§ **ACTIVITY**: Print the full listing once more, exactly as given.

§ **DATA FOR ANALYSIS**:
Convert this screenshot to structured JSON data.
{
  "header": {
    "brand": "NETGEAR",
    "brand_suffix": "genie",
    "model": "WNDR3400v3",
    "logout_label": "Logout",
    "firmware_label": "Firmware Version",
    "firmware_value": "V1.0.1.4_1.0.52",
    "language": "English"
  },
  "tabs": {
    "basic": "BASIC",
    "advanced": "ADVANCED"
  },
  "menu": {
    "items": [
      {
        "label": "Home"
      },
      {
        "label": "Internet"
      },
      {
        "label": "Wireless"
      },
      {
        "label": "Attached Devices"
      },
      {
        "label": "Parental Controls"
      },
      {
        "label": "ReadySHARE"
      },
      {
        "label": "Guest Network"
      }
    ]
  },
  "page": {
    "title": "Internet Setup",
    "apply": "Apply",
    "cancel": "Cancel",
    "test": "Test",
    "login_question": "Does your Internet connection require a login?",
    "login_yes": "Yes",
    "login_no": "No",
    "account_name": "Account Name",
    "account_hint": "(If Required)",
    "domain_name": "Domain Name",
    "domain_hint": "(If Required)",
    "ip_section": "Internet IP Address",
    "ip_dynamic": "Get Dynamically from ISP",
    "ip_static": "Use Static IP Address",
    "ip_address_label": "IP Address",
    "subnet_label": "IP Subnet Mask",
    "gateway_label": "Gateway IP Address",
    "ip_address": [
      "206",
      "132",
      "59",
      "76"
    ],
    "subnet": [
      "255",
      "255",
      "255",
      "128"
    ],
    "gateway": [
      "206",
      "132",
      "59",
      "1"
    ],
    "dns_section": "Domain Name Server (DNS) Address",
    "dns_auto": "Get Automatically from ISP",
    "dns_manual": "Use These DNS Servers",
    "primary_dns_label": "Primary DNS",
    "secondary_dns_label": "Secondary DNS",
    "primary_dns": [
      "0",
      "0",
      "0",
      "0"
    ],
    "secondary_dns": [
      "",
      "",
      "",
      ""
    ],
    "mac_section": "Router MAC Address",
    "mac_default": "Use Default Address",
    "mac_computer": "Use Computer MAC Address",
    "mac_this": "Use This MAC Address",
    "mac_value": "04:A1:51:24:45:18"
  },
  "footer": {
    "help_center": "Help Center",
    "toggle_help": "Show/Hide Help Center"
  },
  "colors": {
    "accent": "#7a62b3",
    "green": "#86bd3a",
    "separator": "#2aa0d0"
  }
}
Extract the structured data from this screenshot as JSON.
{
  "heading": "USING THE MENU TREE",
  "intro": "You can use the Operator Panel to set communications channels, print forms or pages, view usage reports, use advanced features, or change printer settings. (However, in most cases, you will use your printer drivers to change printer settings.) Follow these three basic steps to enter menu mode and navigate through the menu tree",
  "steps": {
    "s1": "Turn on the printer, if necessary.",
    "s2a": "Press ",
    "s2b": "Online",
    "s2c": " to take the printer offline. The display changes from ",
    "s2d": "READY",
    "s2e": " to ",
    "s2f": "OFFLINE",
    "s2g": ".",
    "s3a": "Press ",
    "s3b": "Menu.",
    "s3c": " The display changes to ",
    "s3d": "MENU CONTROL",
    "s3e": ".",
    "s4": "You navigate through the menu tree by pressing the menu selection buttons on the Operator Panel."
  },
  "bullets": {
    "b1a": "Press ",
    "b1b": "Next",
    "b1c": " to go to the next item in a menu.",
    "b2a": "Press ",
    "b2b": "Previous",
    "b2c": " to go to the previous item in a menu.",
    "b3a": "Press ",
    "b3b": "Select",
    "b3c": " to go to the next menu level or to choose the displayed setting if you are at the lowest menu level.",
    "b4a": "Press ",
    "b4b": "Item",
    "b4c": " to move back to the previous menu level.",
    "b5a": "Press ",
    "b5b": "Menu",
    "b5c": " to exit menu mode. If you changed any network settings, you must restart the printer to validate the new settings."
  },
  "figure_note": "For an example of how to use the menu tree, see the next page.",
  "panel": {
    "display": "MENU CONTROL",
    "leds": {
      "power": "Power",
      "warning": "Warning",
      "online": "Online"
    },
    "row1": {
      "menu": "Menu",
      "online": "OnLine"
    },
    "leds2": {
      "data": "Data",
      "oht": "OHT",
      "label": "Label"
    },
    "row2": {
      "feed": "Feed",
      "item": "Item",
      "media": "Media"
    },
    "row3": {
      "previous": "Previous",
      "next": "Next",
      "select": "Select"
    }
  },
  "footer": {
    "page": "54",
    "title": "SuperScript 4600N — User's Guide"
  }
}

§ **YOUR RESPONSE**:
Convert this screenshot to structured JSON data.
{
  "header": {
    "brand": "NETGEAR",
    "brand_suffix": "genie",
    "model": "WNDR3400v3",
    "logout_label": "Logout",
    "firmware_label": "Firmware Version",
    "firmware_value": "V1.0.1.4_1.0.52",
    "language": "English"
  },
  "tabs": {
    "basic": "BASIC",
    "advanced": "ADVANCED"
  },
  "menu": {
    "items": [
      {
        "label": "Home"
      },
      {
        "label": "Internet"
      },
      {
        "label": "Wireless"
      },
      {
        "label": "Attached Devices"
      },
      {
        "label": "Parental Controls"
      },
      {
        "label": "ReadySHARE"
      },
      {
        "label": "Guest Network"
      }
    ]
  },
  "page": {
    "title": "Internet Setup",
    "apply": "Apply",
    "cancel": "Cancel",
    "test": "Test",
    "login_question": "Does your Internet connection require a login?",
    "login_yes": "Yes",
    "login_no": "No",
    "account_name": "Account Name",
    "account_hint": "(If Required)",
    "domain_name": "Domain Name",
    "domain_hint": "(If Required)",
    "ip_section": "Internet IP Address",
    "ip_dynamic": "Get Dynamically from ISP",
    "ip_static": "Use Static IP Address",
    "ip_address_label": "IP Address",
    "subnet_label": "IP Subnet Mask",
    "gateway_label": "Gateway IP Address",
    "ip_address": [
      "206",
      "132",
      "59",
      "76"
    ],
    "subnet": [
      "255",
      "255",
      "255",
      "128"
    ],
    "gateway": [
      "206",
      "132",
      "59",
      "1"
    ],
    "dns_section": "Domain Name Server (DNS) Address",
    "dns_auto": "Get Automatically from ISP",
    "dns_manual": "Use These DNS Servers",
    "primary_dns_label": "Primary DNS",
    "secondary_dns_label": "Secondary DNS",
    "primary_dns": [
      "0",
      "0",
      "0",
      "0"
    ],
    "secondary_dns": [
      "",
      "",
      "",
      ""
    ],
    "mac_section": "Router MAC Address",
    "mac_default": "Use Default Address",
    "mac_computer": "Use Computer MAC Address",
    "mac_this": "Use This MAC Address",
    "mac_value": "04:A1:51:24:45:18"
  },
  "footer": {
    "help_center": "Help Center",
    "toggle_help": "Show/Hide Help Center"
  },
  "colors": {
    "accent": "#7a62b3",
    "green": "#86bd3a",
    "separator": "#2aa0d0"
  }
}
Extract the structured data from this screenshot as JSON.
{
  "heading": "USING THE MENU TREE",
  "intro": "You can use the Operator Panel to set communications channels, print forms or pages, view usage reports, use advanced features, or change printer settings. (However, in most cases, you will use your printer drivers to change printer settings.) Follow these three basic steps to enter menu mode and navigate through the menu tree",
  "steps": {
    "s1": "Turn on the printer, if necessary.",
    "s2a": "Press ",
    "s2b": "Online",
    "s2c": " to take the printer offline. The display changes from ",
    "s2d": "READY",
    "s2e": " to ",
    "s2f": "OFFLINE",
    "s2g": ".",
    "s3a": "Press ",
    "s3b": "Menu.",
    "s3c": " The display changes to ",
    "s3d": "MENU CONTROL",
    "s3e": ".",
    "s4": "You navigate through the menu tree by pressing the menu selection buttons on the Operator Panel."
  },
  "bullets": {
    "b1a": "Press ",
    "b1b": "Next",
    "b1c": " to go to the next item in a menu.",
    "b2a": "Press ",
    "b2b": "Previous",
    "b2c": " to go to the previous item in a menu.",
    "b3a": "Press ",
    "b3b": "Select",
    "b3c": " to go to the next menu level or to choose the displayed setting if you are at the lowest menu level.",
    "b4a": "Press ",
    "b4b": "Item",
    "b4c": " to move back to the previous menu level.",
    "b5a": "Press ",
    "b5b": "Menu",
    "b5c": " to exit menu mode. If you changed any network settings, you must restart the printer to validate the new settings."
  },
  "figure_note": "For an example of how to use the menu tree, see the next page.",
  "panel": {
    "display": "MENU CONTROL",
    "leds": {
      "power": "Power",
      "warning": "Warning",
      "online": "Online"
    },
    "row1": {
      "menu": "Menu",
      "online": "OnLine"
    },
    "leds2": {
      "data": "Data",
      "oht": "OHT",
      "label": "Label"
    },
    "row2": {
      "feed": "Feed",
      "item": "Item",
      "media": "Media"
    },
    "row3": {
      "previous": "Previous",
      "next": "Next",
      "select": "Select"
    }
  },
  "footer": {
    "page": "54",
    "title": "SuperScript 4600N — User's Guide"
  }
}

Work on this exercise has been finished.